What is expected>
Reproduce the full set of records that follow, exactly as shown.

Available data>
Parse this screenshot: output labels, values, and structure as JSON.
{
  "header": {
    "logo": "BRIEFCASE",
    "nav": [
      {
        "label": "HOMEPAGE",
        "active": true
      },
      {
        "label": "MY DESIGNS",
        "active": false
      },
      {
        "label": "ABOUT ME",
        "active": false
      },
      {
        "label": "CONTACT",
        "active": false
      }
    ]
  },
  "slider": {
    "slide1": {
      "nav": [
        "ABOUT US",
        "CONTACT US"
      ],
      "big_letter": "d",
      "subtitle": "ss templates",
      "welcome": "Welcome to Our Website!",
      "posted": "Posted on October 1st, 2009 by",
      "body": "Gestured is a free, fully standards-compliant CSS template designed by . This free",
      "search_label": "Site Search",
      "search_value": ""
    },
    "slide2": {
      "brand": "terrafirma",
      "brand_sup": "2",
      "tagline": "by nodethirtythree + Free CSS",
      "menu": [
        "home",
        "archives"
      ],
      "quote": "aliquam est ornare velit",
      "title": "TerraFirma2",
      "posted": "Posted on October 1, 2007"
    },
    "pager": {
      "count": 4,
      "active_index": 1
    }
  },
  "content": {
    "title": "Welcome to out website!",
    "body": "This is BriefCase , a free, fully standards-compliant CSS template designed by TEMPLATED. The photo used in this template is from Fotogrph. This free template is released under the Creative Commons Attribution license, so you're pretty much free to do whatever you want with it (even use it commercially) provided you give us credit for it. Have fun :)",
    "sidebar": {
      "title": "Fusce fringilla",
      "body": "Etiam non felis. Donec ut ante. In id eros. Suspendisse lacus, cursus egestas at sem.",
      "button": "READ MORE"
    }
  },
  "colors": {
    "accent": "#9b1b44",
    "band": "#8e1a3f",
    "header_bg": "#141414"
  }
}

Solution to this task>
Parse this screenshot: output labels, values, and structure as JSON.
{
  "header": {
    "logo": "BRIEFCASE",
    "nav": [
      {
        "label": "HOMEPAGE",
        "active": true
      },
      {
        "label": "MY DESIGNS",
        "active": false
      },
      {
        "label": "ABOUT ME",
        "active": false
      },
      {
        "label": "CONTACT",
        "active": false
      }
    ]
  },
  "slider": {
    "slide1": {
      "nav": [
        "ABOUT US",
        "CONTACT US"
      ],
      "big_letter": "d",
      "subtitle": "ss templates",
      "welcome": "Welcome to Our Website!",
      "posted": "Posted on October 1st, 2009 by",
      "body": "Gestured is a free, fully standards-compliant CSS template designed by . This free",
      "search_label": "Site Search",
      "search_value": ""
    },
    "slide2": {
      "brand": "terrafirma",
      "brand_sup": "2",
      "tagline": "by nodethirtythree + Free CSS",
      "menu": [
        "home",
        "archives"
      ],
      "quote": "aliquam est ornare velit",
      "title": "TerraFirma2",
      "posted": "Posted on October 1, 2007"
    },
    "pager": {
      "count": 4,
      "active_index": 1
    }
  },
  "content": {
    "title": "Welcome to out website!",
    "body": "This is BriefCase , a free, fully standards-compliant CSS template designed by TEMPLATED. The photo used in this template is from Fotogrph. This free template is released under the Creative Commons Attribution license, so you're pretty much free to do whatever you want with it (even use it commercially) provided you give us credit for it. Have fun :)",
    "sidebar": {
      "title": "Fusce fringilla",
      "body": "Etiam non felis. Donec ut ante. In id eros. Suspendisse lacus, cursus egestas at sem.",
      "button": "READ MORE"
    }
  },
  "colors": {
    "accent": "#9b1b44",
    "band": "#8e1a3f",
    "header_bg": "#141414"
  }
}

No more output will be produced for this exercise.